This is the end of our Himalayan odyssey, since leaving Srinigar we’ve ridden over 1500km and climbed somewhere in the region of 30,000m. We celebrate with the luxuries of pizza and beer while on the streets there are celebrations for Lord Krishna’s birthday.

Krishna celebrations

Krishna celebrations

Mass cooking for the celebrations

But the celebrations for us at least are slightly muted as there is still one member of the party missing. Kirsty was not feeling well enough to make the 8 hour journey from Menali so is waiting another day before heading across. It means she misses saying goodbye to Tara who has a flight to catch from Delhi in a couple of days. Tara leaves Shimla in the morning on the tiny ‘Toy Train’ that winds its way down to the plains far below. Her journey now will follow ours in reverse as she flies into Bishkek then takes on the Pamir Highway. After that it’s Cairo to Cape Town early in 2016 (www.followmargopolo.com). Hopefully we’ll ride together again but who knows where or when.

A temple with houses squeezed around it, Shimla

Shimla knitting group

After 10 days apart Kirsty finally arrives by taxi that evening. I’m shocked by how gaunt and frail she looks. I think we both underestimated how serious amoebic dysentery could be and I can only imagine how awful the last week has been for her. She’s on yet another course of drugs prescribed by the doctor in Menali and so far she’s making good progress in that she can walk more than a few steps and eat, more than can be said for a few days ago.

Filling up at the Wake and Bake café, Shimla

Every kind of fruit available!

Head waiter at The Indian Coffee House, Shimla

Shimla provides a comfortable place to stay, good places to eat and monkeys for entertainment so we decide to stay for as long as necessary to get Kirsty back up to strength.

Baby monkey being groomed

Don’t get too close

Dancers at the Shimla Apple Festival

Dancers at the Shimla Apple Festival

Dancers at the Shimla Apple Festival

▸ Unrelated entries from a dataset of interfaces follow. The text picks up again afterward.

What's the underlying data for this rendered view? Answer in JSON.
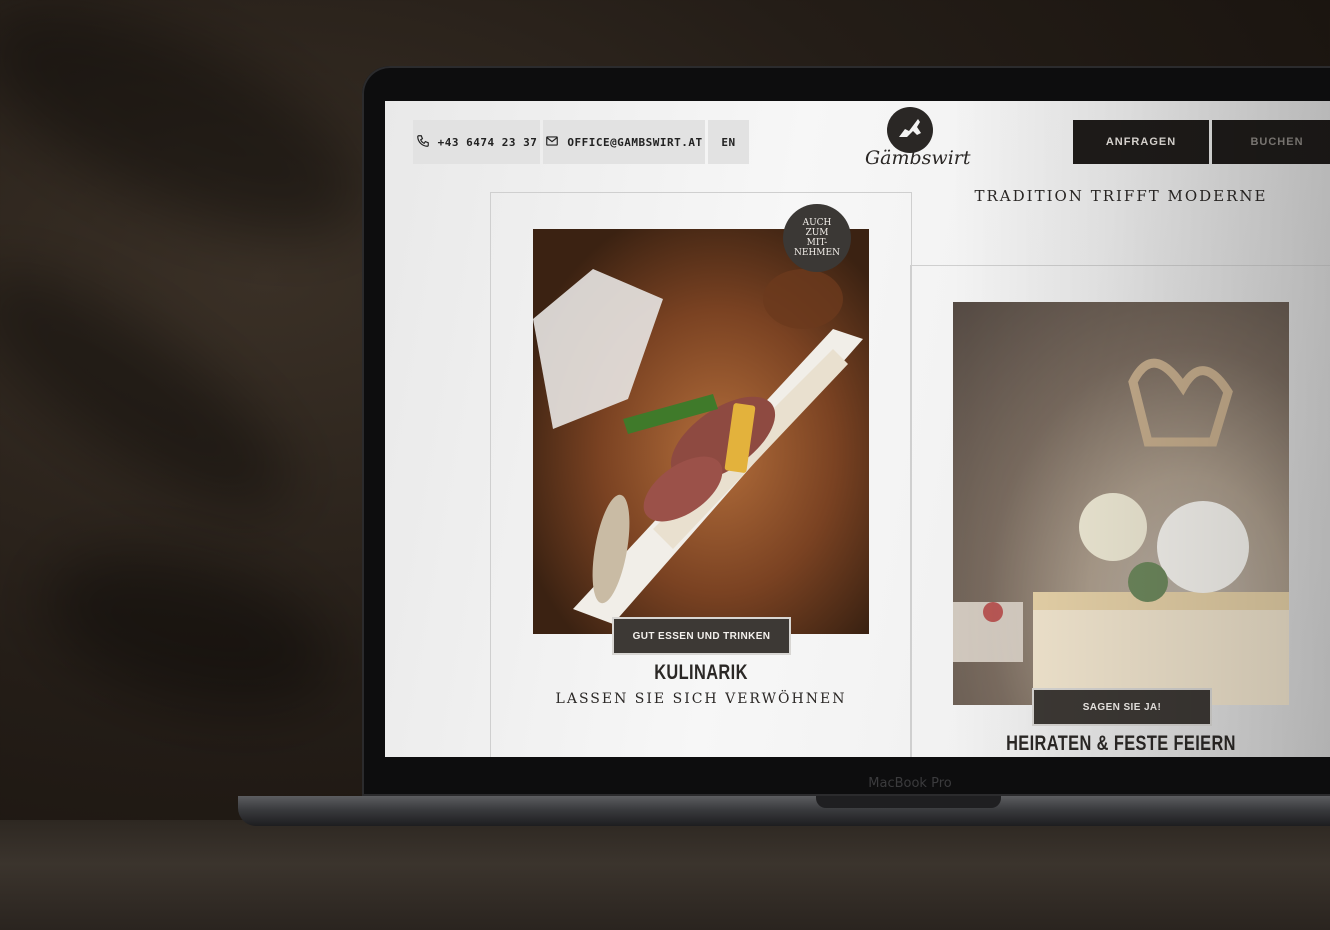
{
  "device": {
    "brand_label": "MacBook Pro"
  },
  "header": {
    "phone": {
      "icon": "phone-icon",
      "label": "+43 6474 23 37"
    },
    "email": {
      "icon": "mail-icon",
      "label": "OFFICE@GAMBSWIRT.AT"
    },
    "language": "EN",
    "logo_text": "Gämbswirt",
    "cta_primary": "ANFRAGEN",
    "cta_secondary": "BUCHEN"
  },
  "tagline": "TRADITION TRIFFT MODERNE",
  "cards": [
    {
      "badge": [
        "AUCH",
        "ZUM",
        "MIT-",
        "NEHMEN"
      ],
      "chip": "GUT ESSEN UND TRINKEN",
      "title": "KULINARIK",
      "subtitle": "LASSEN SIE SICH VERWÖHNEN"
    },
    {
      "chip": "SAGEN SIE JA!",
      "title": "HEIRATEN & FESTE FEIERN"
    }
  ],
  "colors": {
    "dark": "#1f1c1a",
    "chip": "#3d3935",
    "page": "#f3f3f3"
  }
}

As we were warned, India shouldn’t be underestimated. Every day we’ve had moments where we have to stand and stare with a look of total awe at a landscape that verges on the surreal. But with the beauty comes the beast and carrying on such arduous riding while sick has taken a heavy toll. Physically and emotionally drained from the experience I should have recognised that we needed more rest but instead we pushed on. From this there is a lesson I hope to have learnt, particularly for Kirsty’s sake.

As Billy Ocean once said..

Yes you can!

Kinnaur hat